The visitation ministry at Good Shepherd and Guardian Angels consists of about 75 volunteers who visit homebound, nursing-home-bound and hospitalized members of both parishes, said Louise Valcourt, pastoral minister at Good Shepherd and visitation coordinator at Guardian Angels. The volunteers make weekly trips to two local nursing homes, visit approximately 30 homebound parishioners, and make between 35 and 75 hospital visits each month.
Each year the parishes conduct a six-week training course for new volunteers, Valcourt said. Through these sessions, new visitation ministers learn to respect the dignity and personal space of the people they will visit, and to approach them as equals rather than as a healthy person ministering to a sick person. They learn the importance of empathy and body language and how to pray with people.
For more than 20 years Good Shepherd also has conducted an annual blood drive on Good Friday, Valcourt noted.
"For my own self, and probably for most Catholics, it’s a sense of shedding our blood, just as Jesus shed his blood on Good Friday," she said. "We’re called as Christians to love our neighbors as he’s loved us."
Many other parishes also present regular blood drives; among them are St. Rita and St. Paul parishes in Webster; Holy Trinity and Holy Spirit parishes in Penfield; St. Charles Borromeo Parish in Greece; St. Anthony Parish in Groton; and Sacred Heart Parish in Auburn. Christ the King, St. Joseph in Penfield and St. Anne in Rochester are among diocesan parishes that regularly conduct blood-pressure screenings for their parishioners. As part of its ongoing mission to identify and address health-related needs at the parish, the health ministry at St. Anne also recently raised money to purchase and install an automatic electronic defibrillator.

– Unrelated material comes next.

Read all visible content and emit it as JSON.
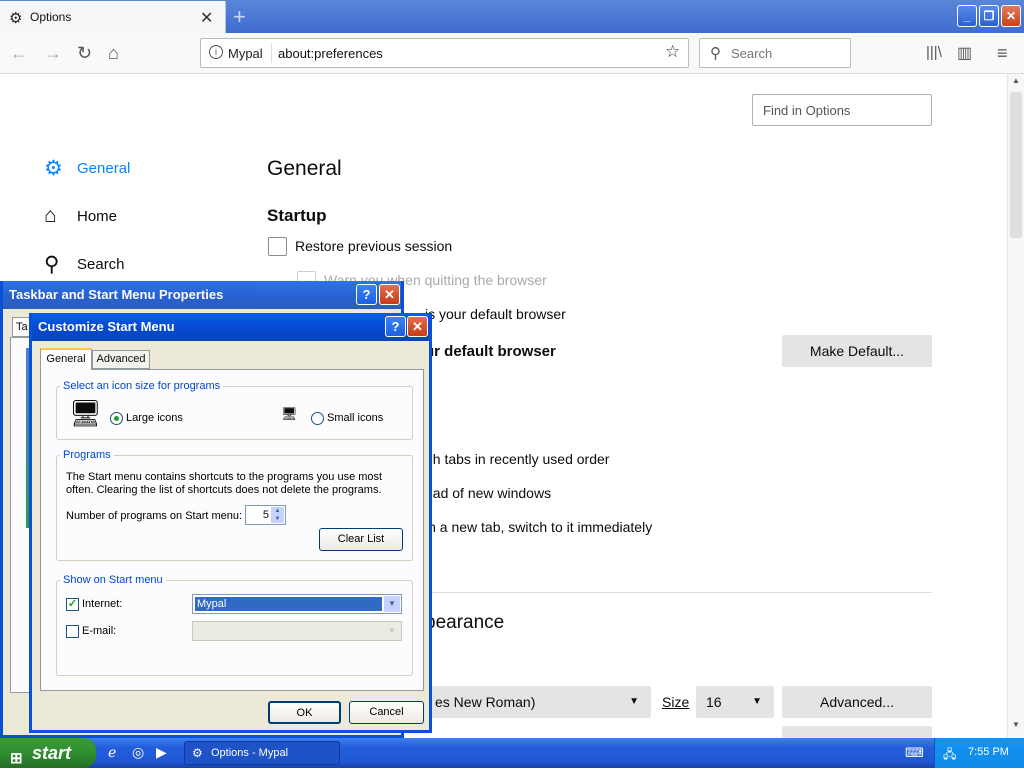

The parish staff at St. Thomas More Parish in Brighton includes a faith-community nurse who is a registered nurse, and St. Michael Parish in Newark hosts an ecumenical support group for people affected by cancer. Many parish health ministries sponsor educational seminars about health-related topics. Good Shepherd Catholic Community in southern Cayuga County also presents such workshops for farm workers at the migrant camp in King Ferry.
Church communities provide perfect places for such health-related education because parishes interact with their parishioners from birth until death and are typically trusted by parishioners, said B.J. Cunningham, co-coordinator of the health ministry at Christ the King.
"The church provides a nonthreatening environment which is conducive to healing and caring concern," Cunningham said.